Elizabeth Zevlin’s “The Cost of Something Priceless” discusses the importance of family tradition and what must be done to protect it. Its conclusion was awesome.
“The Black and White Cookie” by Jeff Markowitz took an unexpected and moving direction. It offers a meaningful look at the way children may not understand the reality of their parents’ lives until they, too, are adults.
Craig Faustus Buck’s “The Shabbes Goy” is a strange tale that shows how good cannot always compete with evil, and that, sometimes, the end does justify the means.
Readers may guess the ending of “To Catch a Ganef” by Lizzie Skurnick, but that won’t stop them from enjoying her very clever ideas.
“Inheritance” by Terry Shames is also very clever, although it leaves some details of the story open for debate.
A different dilemma is noted in Eileen Rendahl’s “Brother’s Keeper,” which also has an ending that will keep readers guessing.
“The Almost Sisters” by Ellen Kirschman was predictable, but one of the few stories with an almost sweet ending.
E. J. Wagner’s “Paying the Ferryman” is another story about a clever woman who takes matters into her own hands to make certain life continues the way it should.
“The Just Men of Bennet Avenue” by A. J. Sidransky was, on the one hand, gross, and, on the other, extremely well done and satisfying.
Rabbi Ilene Schneider’s “Triangle” also refers to the Triangle Shirtwaist fire, but focuses on a different part of the story. It manages to be both sweet and frightening at the same time.
Jen Conley’s “Hunter” shows just how difficult it is to understand another person’s truth, and whether or not they are a danger to society.

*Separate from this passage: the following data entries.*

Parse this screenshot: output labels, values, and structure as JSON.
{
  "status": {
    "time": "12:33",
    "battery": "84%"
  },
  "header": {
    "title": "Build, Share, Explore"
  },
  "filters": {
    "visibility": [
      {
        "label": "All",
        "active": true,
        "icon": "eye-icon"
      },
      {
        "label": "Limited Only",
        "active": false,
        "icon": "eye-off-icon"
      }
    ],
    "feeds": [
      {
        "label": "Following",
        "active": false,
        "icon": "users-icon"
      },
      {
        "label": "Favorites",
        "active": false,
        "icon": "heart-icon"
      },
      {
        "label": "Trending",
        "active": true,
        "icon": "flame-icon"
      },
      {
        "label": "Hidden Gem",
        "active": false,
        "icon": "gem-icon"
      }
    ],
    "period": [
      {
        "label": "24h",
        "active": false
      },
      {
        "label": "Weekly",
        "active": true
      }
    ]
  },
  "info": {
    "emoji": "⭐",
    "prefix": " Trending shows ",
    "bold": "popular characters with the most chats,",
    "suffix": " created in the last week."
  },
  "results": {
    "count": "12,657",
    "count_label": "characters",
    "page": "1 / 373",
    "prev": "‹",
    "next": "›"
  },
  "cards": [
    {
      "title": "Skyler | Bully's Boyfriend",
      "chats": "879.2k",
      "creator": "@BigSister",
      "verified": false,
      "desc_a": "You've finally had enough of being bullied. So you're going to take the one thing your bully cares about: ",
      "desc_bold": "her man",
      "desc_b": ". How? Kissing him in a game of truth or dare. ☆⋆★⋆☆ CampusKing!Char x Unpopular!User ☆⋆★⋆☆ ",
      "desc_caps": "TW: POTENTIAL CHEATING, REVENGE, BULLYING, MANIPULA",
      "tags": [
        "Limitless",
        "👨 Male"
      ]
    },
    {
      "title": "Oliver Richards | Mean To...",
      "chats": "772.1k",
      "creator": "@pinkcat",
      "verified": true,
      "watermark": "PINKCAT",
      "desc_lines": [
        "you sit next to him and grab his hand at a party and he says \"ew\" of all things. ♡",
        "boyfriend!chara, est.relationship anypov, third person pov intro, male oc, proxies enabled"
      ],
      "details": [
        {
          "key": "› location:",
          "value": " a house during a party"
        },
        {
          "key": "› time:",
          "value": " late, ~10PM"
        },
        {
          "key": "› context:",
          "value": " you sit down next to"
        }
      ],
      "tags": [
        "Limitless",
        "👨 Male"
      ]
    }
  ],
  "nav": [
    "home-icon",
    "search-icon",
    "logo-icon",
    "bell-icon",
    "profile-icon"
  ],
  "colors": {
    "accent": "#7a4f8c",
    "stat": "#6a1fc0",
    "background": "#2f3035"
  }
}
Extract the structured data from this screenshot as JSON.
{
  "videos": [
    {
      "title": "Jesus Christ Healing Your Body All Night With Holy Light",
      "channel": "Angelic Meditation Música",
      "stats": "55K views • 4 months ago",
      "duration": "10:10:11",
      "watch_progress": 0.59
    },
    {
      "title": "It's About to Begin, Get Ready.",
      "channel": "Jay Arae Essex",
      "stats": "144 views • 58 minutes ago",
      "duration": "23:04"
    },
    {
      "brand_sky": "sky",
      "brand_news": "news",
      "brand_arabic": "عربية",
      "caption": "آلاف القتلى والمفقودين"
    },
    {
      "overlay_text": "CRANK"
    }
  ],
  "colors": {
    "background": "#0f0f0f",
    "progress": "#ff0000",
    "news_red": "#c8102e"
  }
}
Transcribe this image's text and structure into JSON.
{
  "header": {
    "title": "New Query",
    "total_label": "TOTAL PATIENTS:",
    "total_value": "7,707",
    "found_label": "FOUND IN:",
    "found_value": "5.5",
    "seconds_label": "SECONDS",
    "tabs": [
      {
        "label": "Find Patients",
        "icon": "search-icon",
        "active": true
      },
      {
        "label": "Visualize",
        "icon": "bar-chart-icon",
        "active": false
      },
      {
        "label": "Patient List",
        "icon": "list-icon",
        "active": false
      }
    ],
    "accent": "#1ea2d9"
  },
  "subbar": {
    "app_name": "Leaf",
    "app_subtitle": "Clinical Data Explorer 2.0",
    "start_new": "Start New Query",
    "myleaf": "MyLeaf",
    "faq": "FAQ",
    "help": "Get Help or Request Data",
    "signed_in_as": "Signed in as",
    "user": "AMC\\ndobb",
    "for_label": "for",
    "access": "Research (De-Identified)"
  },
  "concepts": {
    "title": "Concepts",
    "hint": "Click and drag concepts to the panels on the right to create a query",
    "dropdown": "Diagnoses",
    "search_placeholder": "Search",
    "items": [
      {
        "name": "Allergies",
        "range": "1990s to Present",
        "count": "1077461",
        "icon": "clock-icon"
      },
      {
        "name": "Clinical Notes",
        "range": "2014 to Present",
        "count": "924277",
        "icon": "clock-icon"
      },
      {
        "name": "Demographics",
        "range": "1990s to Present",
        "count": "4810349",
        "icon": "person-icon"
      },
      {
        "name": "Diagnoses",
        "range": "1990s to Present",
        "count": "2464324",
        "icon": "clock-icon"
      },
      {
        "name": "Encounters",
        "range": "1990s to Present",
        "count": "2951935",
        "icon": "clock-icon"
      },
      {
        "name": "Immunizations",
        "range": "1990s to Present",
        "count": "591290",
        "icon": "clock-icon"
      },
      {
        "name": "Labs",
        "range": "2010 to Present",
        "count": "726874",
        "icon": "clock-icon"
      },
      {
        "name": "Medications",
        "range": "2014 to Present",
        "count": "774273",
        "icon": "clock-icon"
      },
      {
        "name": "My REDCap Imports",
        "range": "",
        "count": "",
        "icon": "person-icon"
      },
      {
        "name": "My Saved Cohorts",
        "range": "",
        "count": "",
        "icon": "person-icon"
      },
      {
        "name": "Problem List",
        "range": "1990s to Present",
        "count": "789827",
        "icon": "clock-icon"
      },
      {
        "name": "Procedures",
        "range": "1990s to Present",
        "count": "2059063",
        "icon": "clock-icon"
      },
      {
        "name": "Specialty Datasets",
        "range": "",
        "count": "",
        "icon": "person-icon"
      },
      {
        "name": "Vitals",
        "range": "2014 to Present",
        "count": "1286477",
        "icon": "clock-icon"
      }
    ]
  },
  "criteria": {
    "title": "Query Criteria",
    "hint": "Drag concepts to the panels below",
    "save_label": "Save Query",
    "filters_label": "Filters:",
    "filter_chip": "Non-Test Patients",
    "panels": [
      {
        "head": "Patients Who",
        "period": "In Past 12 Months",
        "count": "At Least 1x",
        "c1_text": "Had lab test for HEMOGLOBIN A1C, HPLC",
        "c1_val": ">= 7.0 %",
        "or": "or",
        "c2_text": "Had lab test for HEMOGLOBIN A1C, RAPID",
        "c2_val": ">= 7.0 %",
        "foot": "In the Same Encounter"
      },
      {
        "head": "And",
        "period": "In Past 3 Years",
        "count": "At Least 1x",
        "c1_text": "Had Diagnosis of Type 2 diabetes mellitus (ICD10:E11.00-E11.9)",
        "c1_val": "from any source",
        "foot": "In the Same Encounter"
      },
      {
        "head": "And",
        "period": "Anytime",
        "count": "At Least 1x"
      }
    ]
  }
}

To my surprise, it was the gruesome tales that appealed the most. That just shows how well done they are. The stories with surprising or unexpected endings were the most fun, although others are so well done, they were satisfying even after guessing the ending. Readers who like dark mysteries will find a great deal to enjoy. And, if they are looking for laughs most of the stories do not offer, they’ll find them in the introduction by the master mystery writer Lawrence Block (whom I had not realized was Jewish). If life in America continues with the division and darkness we’re experiencing, I think a “Jewish Noir III” may be in the works.